(Items from an interface collection)
*** Begin section ***
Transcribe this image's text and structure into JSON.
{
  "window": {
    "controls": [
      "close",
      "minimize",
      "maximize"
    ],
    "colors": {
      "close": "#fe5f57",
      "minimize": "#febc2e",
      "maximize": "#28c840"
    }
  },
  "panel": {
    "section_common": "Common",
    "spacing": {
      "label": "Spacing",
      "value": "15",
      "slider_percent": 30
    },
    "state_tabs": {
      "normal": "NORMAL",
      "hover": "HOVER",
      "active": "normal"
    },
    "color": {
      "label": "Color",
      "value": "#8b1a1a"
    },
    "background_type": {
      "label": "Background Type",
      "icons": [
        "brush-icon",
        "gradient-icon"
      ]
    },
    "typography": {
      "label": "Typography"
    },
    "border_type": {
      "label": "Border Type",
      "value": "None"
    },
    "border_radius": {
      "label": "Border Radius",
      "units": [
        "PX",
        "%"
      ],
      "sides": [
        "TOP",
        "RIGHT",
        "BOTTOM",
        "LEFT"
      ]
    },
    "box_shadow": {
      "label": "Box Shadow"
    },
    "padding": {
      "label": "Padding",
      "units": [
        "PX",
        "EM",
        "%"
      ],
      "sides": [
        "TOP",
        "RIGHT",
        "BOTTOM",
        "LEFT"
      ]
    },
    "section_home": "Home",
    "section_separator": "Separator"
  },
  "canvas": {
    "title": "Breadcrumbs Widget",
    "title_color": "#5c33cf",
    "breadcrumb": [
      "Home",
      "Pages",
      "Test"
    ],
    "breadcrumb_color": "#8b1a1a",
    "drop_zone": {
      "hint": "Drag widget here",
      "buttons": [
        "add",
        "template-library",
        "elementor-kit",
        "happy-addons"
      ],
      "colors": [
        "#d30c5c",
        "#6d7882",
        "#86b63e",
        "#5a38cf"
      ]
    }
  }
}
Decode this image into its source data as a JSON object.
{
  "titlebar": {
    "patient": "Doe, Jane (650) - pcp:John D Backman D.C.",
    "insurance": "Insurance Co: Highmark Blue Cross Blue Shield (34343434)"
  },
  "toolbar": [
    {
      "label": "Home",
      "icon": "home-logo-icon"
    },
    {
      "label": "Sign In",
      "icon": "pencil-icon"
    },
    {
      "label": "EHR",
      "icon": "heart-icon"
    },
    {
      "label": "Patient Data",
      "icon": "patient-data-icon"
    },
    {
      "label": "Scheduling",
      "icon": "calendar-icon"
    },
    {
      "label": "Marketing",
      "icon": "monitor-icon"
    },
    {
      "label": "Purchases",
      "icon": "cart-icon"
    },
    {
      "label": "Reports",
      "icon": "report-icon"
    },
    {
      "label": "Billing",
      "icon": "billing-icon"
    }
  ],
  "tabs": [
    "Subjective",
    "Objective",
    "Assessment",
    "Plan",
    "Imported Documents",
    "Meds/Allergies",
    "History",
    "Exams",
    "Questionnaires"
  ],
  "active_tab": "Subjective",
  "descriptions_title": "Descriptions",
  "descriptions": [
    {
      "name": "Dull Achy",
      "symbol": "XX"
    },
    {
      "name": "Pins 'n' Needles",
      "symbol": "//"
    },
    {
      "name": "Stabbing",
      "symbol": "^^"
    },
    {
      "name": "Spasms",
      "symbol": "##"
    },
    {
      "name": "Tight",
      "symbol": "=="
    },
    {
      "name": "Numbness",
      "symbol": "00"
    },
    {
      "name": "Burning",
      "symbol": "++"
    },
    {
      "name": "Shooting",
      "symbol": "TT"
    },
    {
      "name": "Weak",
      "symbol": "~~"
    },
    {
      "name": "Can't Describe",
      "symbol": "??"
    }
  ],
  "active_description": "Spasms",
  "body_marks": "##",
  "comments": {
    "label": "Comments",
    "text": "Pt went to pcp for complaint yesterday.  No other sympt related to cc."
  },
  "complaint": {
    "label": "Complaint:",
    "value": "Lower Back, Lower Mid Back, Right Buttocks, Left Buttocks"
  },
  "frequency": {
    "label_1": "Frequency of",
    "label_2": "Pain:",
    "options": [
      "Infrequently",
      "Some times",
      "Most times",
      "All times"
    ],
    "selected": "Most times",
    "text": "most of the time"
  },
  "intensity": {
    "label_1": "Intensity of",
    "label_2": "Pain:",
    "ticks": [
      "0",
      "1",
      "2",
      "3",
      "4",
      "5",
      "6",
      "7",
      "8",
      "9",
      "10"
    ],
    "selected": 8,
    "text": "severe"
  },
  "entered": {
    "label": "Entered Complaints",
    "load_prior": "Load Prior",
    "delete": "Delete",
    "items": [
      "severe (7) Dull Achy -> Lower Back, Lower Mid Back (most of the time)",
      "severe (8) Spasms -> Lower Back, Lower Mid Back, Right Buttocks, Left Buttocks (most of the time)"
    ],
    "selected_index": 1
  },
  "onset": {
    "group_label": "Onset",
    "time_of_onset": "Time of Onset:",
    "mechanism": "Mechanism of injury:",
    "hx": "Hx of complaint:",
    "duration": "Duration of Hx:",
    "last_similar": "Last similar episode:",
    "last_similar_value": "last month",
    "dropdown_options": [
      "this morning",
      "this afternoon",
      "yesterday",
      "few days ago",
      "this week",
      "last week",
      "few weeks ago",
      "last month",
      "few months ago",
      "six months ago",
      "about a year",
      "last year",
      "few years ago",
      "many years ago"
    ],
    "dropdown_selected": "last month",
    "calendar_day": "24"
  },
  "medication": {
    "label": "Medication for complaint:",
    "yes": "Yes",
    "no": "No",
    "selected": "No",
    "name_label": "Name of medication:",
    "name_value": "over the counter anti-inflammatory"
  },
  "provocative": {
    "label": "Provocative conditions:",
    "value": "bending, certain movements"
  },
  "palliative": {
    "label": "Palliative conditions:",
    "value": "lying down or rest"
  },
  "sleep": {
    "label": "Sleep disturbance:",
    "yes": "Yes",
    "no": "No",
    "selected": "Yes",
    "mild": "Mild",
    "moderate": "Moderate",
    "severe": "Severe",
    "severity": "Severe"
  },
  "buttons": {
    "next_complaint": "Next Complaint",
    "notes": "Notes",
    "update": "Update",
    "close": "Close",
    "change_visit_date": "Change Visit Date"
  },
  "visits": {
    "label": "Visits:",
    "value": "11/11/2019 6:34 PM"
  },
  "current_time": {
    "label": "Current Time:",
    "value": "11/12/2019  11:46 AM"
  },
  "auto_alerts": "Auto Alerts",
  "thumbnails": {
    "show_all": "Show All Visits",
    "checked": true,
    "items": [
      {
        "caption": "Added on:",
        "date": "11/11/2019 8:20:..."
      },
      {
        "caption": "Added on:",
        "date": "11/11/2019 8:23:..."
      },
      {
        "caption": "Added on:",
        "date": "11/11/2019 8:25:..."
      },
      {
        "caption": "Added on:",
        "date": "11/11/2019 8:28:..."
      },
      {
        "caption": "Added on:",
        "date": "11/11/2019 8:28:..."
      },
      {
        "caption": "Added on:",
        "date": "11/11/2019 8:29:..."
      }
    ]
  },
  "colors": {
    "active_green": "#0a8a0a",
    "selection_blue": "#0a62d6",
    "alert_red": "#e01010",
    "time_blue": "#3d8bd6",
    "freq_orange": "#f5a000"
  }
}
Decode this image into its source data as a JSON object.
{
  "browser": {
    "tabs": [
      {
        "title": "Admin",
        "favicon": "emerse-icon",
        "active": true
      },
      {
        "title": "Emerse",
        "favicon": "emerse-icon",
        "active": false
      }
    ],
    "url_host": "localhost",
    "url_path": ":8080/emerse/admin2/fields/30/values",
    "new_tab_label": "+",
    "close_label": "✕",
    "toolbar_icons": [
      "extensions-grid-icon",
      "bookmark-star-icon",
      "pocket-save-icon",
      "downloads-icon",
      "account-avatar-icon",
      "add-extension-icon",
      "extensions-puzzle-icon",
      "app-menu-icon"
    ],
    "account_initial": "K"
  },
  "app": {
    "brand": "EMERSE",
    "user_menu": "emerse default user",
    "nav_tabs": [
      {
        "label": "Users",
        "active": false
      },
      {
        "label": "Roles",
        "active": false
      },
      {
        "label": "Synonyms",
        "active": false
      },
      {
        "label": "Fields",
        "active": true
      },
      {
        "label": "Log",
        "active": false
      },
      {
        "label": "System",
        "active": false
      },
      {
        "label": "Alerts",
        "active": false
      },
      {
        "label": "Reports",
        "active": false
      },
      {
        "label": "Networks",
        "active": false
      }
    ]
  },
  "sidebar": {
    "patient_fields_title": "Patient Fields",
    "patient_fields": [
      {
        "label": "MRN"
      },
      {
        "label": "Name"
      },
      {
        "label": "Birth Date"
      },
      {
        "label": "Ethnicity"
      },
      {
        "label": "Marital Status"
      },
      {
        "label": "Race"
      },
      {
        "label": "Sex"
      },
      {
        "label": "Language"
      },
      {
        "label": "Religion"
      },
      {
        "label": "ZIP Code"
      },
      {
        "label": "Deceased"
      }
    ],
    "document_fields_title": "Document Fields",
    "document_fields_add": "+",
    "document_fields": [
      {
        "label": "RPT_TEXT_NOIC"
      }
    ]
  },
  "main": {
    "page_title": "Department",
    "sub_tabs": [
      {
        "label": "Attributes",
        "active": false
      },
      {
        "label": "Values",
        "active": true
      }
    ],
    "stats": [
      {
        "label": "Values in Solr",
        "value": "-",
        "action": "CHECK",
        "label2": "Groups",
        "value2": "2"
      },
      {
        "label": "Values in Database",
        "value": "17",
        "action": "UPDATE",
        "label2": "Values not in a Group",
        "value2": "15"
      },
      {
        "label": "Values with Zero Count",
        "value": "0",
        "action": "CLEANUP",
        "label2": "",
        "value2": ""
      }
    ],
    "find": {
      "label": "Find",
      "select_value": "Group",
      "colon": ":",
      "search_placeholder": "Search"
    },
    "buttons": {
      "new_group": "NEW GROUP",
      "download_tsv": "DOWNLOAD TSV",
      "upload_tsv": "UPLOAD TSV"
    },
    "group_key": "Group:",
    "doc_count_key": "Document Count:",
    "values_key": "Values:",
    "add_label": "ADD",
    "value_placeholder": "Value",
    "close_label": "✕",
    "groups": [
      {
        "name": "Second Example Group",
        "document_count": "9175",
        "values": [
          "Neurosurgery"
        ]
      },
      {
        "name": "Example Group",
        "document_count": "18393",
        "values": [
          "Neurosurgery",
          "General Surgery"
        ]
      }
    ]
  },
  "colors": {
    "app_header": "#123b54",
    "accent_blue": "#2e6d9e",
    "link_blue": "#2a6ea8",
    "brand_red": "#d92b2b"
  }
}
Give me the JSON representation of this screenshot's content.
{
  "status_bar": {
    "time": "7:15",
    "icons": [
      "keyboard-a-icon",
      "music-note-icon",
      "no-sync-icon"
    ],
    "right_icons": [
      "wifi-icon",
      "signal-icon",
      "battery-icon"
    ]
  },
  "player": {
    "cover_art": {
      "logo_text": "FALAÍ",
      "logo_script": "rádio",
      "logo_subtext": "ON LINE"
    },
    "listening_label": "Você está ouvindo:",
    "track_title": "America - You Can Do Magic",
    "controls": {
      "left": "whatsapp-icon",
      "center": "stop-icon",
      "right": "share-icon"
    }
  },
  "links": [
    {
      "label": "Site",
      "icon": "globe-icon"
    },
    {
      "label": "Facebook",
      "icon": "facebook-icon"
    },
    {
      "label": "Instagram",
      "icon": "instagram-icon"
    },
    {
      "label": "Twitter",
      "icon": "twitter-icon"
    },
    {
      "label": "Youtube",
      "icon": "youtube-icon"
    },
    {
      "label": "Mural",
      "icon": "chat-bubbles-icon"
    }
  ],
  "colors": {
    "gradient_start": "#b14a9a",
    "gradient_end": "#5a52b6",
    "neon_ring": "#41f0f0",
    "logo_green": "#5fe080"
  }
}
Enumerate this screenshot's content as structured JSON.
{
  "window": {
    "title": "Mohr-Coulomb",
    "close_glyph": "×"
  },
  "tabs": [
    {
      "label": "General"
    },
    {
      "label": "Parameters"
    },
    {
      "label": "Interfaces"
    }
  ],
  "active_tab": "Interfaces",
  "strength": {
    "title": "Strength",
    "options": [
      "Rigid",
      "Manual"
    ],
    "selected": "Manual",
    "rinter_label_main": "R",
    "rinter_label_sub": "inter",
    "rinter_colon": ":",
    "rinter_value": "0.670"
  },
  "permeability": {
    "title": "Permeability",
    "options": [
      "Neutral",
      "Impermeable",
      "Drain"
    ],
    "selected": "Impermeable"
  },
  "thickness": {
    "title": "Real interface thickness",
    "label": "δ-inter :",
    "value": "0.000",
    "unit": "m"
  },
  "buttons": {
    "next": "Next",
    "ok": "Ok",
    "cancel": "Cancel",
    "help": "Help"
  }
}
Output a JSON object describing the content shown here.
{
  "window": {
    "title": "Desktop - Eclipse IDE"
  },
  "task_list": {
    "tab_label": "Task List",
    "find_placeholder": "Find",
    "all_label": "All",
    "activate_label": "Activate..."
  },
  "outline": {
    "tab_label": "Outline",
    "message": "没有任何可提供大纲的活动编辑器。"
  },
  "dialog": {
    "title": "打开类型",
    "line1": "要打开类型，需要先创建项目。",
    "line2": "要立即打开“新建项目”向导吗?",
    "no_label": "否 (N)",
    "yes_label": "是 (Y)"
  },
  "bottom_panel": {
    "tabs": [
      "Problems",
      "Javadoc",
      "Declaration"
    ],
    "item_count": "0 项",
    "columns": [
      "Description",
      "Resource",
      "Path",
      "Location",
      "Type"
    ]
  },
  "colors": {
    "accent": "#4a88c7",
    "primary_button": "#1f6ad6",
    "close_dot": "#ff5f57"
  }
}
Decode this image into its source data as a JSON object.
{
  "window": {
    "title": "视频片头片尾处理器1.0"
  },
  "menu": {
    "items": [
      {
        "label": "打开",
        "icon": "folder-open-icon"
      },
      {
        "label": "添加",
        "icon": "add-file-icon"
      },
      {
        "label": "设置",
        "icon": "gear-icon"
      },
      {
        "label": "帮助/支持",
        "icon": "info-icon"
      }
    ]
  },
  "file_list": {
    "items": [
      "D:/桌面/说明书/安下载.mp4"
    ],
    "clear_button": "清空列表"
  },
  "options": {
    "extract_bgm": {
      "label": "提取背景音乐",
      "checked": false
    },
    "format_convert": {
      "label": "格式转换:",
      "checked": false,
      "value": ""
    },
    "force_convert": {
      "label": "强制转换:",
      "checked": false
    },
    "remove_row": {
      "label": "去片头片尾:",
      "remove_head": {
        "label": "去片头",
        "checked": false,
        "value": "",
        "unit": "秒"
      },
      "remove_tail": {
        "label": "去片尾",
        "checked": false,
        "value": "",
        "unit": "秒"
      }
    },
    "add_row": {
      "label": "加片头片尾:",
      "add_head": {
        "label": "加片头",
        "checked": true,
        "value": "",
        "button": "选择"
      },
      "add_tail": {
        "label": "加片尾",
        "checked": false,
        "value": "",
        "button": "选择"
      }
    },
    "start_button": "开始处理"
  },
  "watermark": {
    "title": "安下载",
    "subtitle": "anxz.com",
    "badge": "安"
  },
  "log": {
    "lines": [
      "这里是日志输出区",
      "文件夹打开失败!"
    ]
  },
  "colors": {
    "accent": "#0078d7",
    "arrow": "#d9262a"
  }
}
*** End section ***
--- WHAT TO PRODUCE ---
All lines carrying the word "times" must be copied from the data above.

--- COMPLETED TASK ---
      "Some times",
      "Most times",
      "All times"
    "selected": "Most times",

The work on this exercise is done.